**What you should do**.
Go through the lines below and copy any that hold the string "value".

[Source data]
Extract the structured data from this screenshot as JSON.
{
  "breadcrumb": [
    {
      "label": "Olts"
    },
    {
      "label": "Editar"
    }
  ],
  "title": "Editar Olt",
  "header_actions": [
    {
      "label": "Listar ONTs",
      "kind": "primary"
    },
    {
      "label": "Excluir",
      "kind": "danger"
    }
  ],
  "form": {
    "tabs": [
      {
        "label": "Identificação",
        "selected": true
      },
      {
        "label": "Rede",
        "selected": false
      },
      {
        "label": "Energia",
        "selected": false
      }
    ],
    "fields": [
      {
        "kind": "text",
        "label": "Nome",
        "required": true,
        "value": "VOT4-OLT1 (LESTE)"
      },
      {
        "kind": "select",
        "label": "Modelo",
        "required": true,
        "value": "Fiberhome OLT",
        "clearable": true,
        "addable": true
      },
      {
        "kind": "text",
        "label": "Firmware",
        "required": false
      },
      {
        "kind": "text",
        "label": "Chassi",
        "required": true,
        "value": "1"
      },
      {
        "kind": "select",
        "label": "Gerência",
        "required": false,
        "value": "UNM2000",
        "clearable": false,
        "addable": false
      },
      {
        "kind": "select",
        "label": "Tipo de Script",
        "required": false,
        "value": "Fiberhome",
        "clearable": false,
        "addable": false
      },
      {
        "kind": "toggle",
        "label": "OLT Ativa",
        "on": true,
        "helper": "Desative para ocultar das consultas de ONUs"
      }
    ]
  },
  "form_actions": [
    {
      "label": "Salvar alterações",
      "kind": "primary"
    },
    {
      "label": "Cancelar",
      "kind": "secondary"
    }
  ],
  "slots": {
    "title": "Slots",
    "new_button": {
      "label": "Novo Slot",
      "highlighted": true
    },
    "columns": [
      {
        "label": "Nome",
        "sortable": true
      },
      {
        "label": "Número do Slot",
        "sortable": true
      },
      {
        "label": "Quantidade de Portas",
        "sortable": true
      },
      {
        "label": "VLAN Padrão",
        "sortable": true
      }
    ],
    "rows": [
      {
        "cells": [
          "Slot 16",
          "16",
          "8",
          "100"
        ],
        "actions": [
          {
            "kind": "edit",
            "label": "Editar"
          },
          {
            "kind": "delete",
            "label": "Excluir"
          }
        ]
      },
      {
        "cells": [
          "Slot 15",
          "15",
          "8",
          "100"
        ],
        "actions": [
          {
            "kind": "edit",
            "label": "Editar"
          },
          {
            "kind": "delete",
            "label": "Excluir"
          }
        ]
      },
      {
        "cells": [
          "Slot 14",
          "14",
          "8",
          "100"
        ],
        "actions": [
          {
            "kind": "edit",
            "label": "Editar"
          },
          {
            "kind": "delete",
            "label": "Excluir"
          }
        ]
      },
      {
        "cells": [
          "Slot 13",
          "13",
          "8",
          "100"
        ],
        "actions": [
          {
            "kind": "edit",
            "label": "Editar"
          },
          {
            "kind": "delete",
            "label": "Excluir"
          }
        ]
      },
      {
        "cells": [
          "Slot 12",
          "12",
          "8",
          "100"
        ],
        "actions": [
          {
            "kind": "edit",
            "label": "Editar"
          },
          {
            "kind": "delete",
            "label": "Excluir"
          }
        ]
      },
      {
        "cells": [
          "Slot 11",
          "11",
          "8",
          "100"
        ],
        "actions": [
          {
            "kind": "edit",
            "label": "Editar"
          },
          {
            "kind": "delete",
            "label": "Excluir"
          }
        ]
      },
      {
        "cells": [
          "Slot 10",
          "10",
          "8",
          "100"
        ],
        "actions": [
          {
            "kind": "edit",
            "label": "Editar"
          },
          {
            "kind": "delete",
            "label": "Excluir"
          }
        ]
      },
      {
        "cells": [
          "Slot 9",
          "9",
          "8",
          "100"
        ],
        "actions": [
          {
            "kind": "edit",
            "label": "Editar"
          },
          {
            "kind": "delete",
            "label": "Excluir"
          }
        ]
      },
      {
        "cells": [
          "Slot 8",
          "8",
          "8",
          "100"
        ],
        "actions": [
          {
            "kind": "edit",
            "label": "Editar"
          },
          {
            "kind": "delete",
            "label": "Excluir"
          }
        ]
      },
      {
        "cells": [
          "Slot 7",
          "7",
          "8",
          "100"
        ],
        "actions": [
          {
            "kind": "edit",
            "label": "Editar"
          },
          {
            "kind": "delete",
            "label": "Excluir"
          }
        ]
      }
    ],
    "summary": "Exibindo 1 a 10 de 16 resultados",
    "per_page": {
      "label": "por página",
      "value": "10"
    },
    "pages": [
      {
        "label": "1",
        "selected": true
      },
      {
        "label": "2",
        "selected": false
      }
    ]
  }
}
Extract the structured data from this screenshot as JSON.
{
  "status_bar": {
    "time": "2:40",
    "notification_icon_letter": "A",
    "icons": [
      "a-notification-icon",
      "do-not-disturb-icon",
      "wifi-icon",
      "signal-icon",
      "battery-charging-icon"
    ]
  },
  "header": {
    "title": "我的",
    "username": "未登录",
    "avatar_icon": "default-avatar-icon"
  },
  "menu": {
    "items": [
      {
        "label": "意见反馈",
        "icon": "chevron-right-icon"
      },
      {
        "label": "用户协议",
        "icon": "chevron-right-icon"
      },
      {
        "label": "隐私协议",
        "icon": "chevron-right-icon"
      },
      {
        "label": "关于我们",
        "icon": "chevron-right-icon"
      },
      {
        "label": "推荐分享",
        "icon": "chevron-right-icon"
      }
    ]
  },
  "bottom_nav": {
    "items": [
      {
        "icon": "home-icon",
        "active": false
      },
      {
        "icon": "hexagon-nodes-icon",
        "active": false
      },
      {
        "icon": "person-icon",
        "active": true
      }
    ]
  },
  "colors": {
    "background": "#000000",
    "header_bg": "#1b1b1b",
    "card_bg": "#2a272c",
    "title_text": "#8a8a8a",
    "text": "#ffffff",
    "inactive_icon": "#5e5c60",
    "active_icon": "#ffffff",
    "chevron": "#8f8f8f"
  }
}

**Answer for the task**.
        "value": "VOT4-OLT1 (LESTE)"
        "value": "Fiberhome OLT",
        "value": "1"
        "value": "UNM2000",
        "value": "Fiberhome",
      "value": "10"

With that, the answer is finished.